In addition, international products such as boned leg of lamb from New Zealand, Boston lobster from Canada, and king crabs from Chile along with other products have also been brought to the Chinese market, Walmart-owned Sam's Club told the Global Times in a statement. 

Industry insiders highlighted the huge potential of the mega market of 1.4 billion people, while stressing the hot sales is an important manifestation of the Chinese market's opening-up and integration with the world. 

Deng said that the compound annual growth rates of popular products like durian, longan and cherries can reach from 15 percent to 25 percent. 

The growing popularity of imported products showcased the consumption upgrading for Chinese consumers thanks to their improved income, while the rapid rise of e-commerce also provided more convenient purchase channels, Wang Peng, an associate researcher with the Beijing Academy of Social Sciences, told the Global Times on Wednesday. 

Thriving e-commerce

Amid the consumer frenzy, both domestic and international companies have moved to ramp up food supply. 

Deng said that the company has established partnership with cherry suppliers from Chile, while empowering the whole supply and industrial chains with advanced digital technology, whereas the cherries and similar purchases would have previously been facilitated through Hong Kong.

A representative from a seafood importer said that they just imported a shipment of New Zealand prawns on January 25 using direct air freight to Shanghai. As of press time, more than 5,000 transactions have been made for the prawn, based on data seen on the brand's product page. 

Wang said that China has been committed to promoting trade liberalization by implementing a wide range of targeted measures such as reducing tariffs and optimizing import procedure, which have created favorable conditions for the consumption boom. 

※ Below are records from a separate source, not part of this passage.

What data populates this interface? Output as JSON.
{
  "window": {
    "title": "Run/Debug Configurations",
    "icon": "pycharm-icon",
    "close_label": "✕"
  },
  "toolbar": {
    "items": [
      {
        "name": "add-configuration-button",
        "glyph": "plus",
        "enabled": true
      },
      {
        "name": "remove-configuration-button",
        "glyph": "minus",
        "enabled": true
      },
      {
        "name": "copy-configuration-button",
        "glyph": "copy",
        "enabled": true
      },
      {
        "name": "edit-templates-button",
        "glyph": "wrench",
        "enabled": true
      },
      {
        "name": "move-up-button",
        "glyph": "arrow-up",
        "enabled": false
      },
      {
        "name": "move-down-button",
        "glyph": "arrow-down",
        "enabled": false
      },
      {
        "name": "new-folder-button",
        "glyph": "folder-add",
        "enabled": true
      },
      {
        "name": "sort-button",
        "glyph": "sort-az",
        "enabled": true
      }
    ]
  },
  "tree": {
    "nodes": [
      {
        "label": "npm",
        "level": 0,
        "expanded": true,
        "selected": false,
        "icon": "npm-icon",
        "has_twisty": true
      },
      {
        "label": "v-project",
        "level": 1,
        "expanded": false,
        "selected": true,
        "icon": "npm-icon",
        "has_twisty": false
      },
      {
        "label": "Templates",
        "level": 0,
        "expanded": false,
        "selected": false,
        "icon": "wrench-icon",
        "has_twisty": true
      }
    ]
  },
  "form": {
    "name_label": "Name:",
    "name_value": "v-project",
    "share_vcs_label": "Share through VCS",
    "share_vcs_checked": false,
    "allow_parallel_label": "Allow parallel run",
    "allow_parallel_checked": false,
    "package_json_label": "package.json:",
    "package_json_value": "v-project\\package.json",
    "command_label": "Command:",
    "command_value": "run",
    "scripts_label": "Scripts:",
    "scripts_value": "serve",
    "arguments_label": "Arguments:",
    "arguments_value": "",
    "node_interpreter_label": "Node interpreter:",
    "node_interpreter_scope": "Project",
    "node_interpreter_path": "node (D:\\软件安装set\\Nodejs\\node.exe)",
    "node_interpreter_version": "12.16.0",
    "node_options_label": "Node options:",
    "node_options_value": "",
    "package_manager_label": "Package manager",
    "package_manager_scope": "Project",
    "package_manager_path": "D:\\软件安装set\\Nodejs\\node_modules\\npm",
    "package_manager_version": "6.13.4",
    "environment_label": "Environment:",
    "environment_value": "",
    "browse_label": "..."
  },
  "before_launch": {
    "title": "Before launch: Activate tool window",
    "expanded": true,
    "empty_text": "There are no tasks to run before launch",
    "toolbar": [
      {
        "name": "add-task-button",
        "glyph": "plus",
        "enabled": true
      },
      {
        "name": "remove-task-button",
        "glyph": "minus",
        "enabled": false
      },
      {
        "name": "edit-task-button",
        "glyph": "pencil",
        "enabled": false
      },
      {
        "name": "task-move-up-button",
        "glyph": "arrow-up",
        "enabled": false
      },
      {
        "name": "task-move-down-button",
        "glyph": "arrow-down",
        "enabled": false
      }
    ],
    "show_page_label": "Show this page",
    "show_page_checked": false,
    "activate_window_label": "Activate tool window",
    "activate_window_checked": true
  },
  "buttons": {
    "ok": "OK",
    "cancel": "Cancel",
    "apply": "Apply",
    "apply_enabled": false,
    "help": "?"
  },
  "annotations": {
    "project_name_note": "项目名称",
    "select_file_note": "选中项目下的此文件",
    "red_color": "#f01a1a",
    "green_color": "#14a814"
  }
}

For instance, Deng said that the company is able to bring imported products of lower prices and better quality through the New International Land-Sea Trade Corridor, thanks to the China-proposed Belt and Road Initiative. 

In 2023, China's General Administration of Customs approved 146 shipments of various types of imported agricultural and food products from 51 countries and regions, which helped meet the diversified needs of Chinese consumers, as well as their aspirations for better lives, the administration said earlier this year. 

GAC also signed a total of 156 cooperation documents with foreign partners, including 84 documents on market access for agricultural and food products with the Belt and Road cooperation partners.

Besides ramping up efforts to facilitate imports, China has also actively participated in promoting exports. 

The Horgos Port in Northwest China's Xinjiang Uygur Autonomous Region ushered in the first export peak for fruits and vegetables in January as the holiday season approaches, with the total exports totaling 10,000 tons, up four times year-on-year, China Media Group reported on Monday. 

As more than 1,000 tons of fresh supplies from across the country are loaded and departed from the export base in Horgos to neighboring countries such as Kazakhstan and Uzbekistan, the report said.

Wang said he is optimistic about China's foreign trade in 2024, boosted by multiple favorable factors, including the resilience of China's supply chain, which will provide significant support for stabilizing the global industrial and supply chains.